The problem
Go through the entries below. Copy each line in which "header" appears.

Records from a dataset
_ _ _ _ _
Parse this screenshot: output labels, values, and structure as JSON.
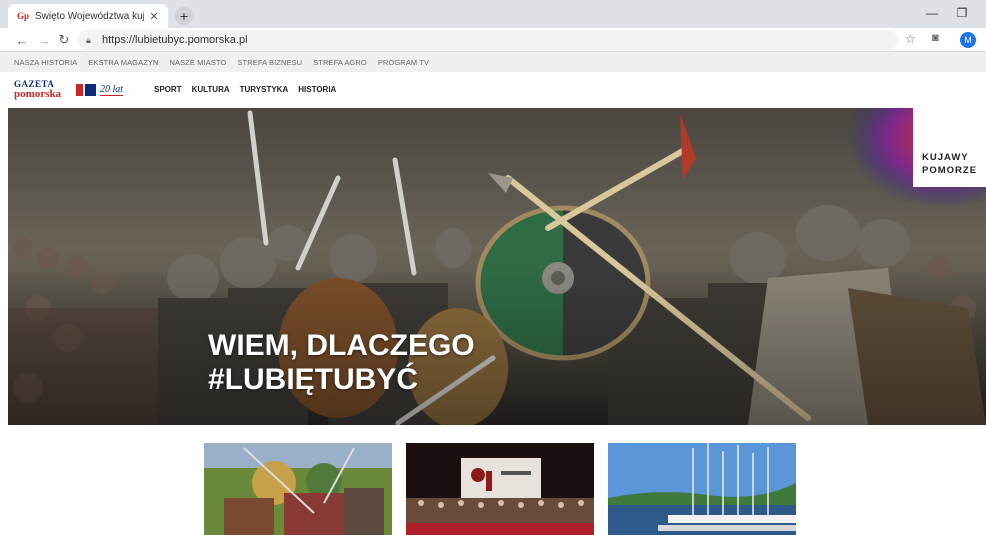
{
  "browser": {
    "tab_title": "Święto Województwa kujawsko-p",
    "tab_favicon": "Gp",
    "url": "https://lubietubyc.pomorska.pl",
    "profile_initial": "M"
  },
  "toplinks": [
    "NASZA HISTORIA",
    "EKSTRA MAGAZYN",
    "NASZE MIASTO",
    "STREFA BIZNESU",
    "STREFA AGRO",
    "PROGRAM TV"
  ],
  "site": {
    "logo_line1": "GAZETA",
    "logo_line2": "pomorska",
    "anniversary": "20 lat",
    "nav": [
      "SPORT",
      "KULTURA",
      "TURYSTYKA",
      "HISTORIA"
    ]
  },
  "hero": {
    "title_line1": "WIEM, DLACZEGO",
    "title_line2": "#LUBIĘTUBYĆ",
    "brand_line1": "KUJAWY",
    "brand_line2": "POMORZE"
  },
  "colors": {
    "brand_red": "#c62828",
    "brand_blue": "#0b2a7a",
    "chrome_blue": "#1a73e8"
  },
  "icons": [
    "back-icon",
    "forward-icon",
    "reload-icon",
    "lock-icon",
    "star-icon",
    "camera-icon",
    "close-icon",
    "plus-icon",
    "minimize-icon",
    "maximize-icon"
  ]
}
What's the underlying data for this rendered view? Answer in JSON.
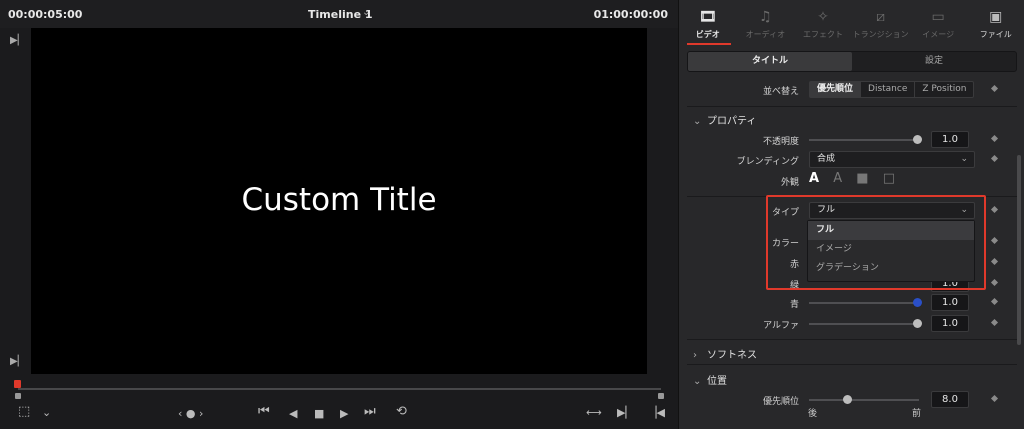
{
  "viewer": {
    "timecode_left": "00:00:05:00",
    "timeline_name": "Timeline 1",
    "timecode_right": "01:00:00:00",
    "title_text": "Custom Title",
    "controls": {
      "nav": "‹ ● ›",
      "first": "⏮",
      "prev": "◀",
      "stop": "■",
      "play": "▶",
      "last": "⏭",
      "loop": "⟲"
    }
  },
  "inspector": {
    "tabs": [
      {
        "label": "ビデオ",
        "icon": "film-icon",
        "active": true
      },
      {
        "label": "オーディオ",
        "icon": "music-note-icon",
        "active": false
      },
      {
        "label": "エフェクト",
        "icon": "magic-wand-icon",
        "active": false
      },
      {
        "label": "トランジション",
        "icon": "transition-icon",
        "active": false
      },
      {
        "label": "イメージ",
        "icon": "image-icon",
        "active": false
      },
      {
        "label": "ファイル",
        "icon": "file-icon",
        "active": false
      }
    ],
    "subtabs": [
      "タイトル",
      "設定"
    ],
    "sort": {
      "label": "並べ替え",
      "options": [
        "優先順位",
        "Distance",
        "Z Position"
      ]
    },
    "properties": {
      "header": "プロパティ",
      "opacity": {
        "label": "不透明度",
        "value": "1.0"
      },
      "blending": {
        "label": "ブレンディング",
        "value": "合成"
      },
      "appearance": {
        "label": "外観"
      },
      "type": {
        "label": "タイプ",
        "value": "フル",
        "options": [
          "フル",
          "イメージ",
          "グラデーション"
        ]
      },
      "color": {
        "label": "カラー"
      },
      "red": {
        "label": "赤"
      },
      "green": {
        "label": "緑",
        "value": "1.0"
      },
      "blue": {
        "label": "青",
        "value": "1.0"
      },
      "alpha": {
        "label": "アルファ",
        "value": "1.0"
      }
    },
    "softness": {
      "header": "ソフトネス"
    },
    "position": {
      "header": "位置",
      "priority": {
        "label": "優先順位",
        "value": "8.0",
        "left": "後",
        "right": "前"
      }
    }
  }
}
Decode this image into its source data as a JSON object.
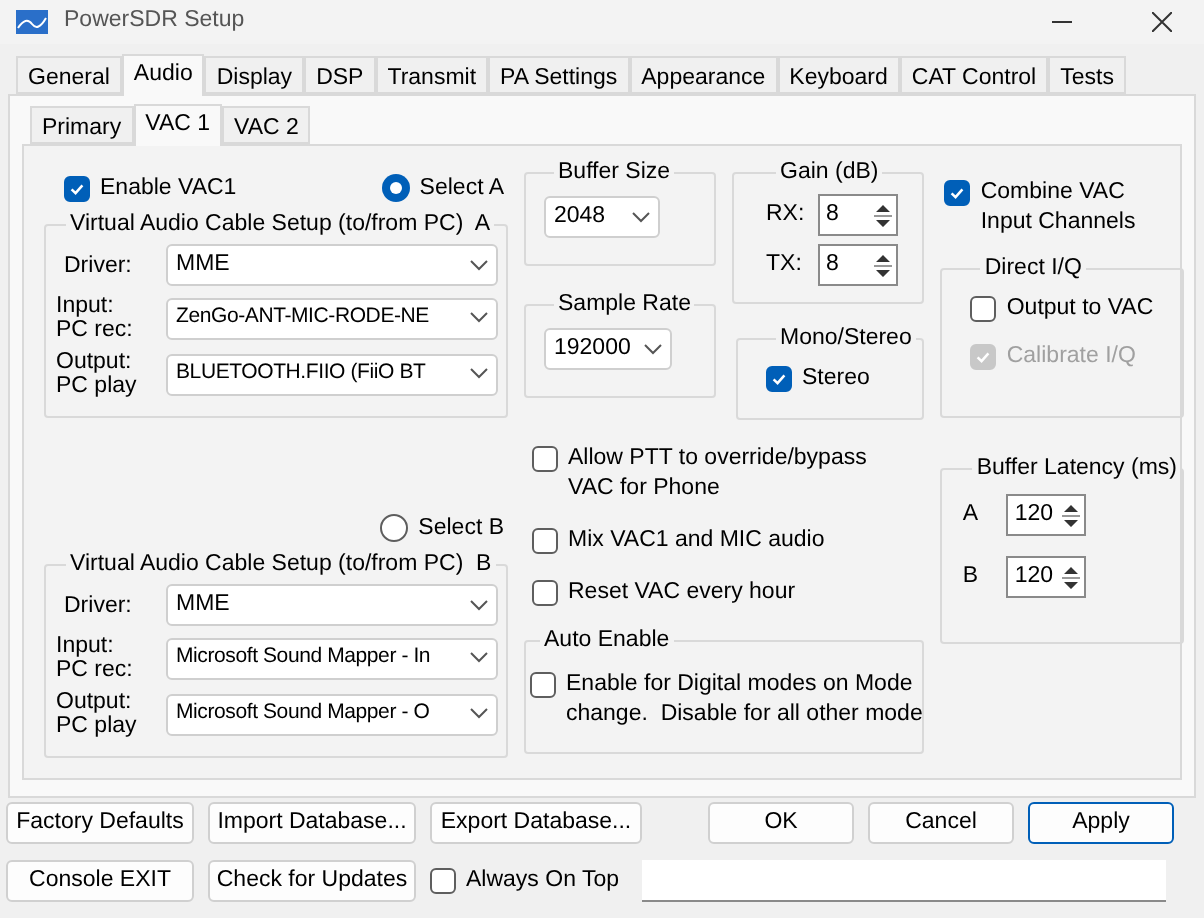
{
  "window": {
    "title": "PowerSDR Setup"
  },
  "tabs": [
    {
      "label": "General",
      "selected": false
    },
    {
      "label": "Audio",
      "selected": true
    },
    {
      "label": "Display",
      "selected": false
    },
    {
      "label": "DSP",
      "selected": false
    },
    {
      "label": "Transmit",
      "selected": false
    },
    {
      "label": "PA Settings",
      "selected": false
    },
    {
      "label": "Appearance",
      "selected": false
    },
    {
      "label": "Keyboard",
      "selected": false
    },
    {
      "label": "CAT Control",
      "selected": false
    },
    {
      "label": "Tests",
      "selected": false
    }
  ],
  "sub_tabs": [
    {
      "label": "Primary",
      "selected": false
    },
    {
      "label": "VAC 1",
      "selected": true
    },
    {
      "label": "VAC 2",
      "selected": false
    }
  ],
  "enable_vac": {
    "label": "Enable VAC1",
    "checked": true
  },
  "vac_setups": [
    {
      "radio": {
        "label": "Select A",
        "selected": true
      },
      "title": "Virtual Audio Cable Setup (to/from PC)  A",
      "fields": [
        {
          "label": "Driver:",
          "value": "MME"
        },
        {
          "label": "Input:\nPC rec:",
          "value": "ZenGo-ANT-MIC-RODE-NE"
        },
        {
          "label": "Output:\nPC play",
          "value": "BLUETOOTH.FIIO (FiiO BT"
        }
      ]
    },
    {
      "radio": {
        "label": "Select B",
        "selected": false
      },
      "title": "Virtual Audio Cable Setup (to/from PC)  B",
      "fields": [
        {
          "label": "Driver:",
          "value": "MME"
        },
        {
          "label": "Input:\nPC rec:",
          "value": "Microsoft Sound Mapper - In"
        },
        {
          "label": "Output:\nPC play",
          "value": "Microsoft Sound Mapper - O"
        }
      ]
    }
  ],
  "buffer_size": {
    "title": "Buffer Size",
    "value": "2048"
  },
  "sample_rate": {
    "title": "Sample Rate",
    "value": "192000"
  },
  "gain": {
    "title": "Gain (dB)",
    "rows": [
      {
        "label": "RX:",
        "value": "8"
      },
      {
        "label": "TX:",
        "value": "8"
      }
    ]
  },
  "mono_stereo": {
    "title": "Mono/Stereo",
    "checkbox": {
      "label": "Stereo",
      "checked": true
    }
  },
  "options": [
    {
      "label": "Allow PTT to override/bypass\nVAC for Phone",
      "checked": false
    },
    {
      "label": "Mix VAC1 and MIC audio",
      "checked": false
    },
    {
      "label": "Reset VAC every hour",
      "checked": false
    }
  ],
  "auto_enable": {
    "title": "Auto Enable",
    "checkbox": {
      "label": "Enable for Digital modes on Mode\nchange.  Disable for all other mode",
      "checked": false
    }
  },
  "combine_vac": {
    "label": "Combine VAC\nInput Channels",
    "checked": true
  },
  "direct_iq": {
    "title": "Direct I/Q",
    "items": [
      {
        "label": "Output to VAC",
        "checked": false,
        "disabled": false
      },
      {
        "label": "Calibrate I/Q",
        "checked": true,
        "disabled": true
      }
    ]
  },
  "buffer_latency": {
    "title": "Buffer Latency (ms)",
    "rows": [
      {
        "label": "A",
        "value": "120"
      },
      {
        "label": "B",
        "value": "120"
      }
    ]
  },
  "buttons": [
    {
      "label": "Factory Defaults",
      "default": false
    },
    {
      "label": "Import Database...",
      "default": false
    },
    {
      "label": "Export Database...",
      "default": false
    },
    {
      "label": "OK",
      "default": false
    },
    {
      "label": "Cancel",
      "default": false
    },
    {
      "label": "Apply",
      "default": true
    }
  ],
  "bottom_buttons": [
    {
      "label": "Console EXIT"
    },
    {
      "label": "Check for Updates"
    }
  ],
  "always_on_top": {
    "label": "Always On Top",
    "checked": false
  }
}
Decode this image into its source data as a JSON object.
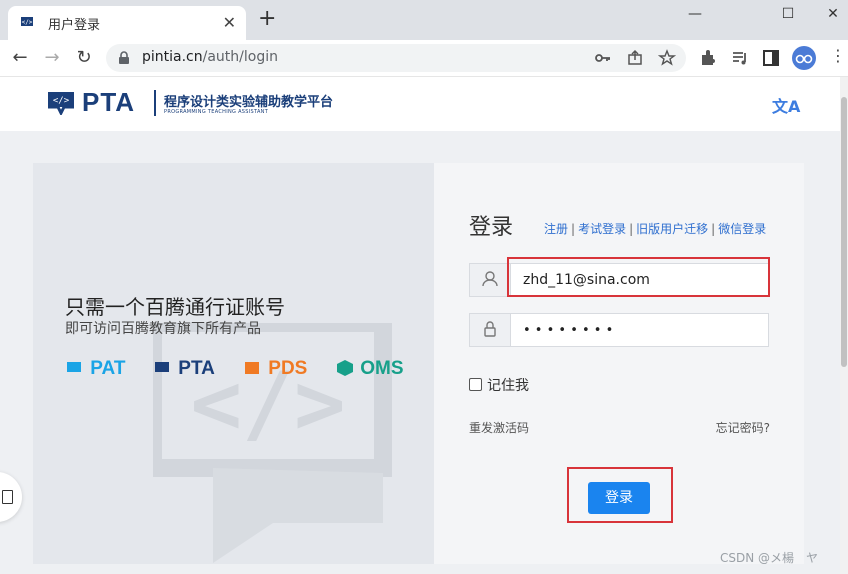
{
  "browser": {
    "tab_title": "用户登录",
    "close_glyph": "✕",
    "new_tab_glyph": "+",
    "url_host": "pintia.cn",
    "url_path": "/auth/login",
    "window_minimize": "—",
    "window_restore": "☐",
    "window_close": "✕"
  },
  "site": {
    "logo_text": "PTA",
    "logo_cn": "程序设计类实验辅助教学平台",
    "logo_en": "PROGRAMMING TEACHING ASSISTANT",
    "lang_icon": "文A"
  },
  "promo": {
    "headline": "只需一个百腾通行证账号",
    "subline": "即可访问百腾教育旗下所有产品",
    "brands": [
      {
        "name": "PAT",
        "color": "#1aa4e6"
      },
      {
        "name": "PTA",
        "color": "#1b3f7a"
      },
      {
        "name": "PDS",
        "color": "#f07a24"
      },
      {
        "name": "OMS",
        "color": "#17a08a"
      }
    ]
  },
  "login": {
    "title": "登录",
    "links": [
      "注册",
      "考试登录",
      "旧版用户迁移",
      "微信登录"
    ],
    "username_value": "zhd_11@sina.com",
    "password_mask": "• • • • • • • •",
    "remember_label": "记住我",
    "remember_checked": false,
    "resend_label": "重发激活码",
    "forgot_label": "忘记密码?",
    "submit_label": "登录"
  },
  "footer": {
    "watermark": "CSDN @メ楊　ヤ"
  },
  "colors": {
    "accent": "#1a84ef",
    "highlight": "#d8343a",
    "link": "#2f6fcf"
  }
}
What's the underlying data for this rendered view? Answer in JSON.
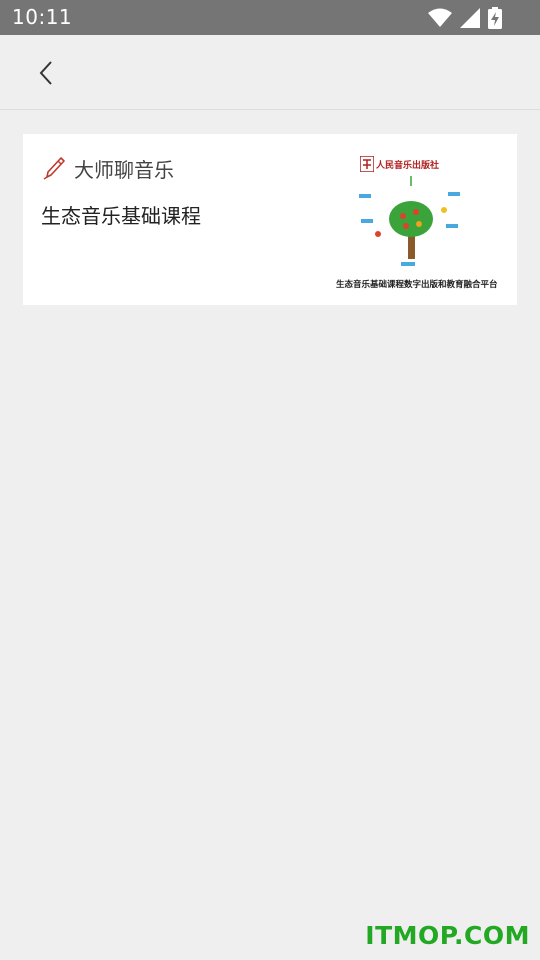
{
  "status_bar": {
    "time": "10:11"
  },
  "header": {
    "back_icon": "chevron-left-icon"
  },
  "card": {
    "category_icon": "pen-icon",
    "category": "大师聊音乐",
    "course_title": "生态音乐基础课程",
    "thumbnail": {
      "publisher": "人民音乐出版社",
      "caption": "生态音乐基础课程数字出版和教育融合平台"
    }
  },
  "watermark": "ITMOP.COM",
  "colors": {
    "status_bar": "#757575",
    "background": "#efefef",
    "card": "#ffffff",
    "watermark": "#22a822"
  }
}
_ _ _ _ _
Response for this exercise
      "header": "プロパティ",
      "header": "ソフトネス"
      "header": "位置",
  "header": {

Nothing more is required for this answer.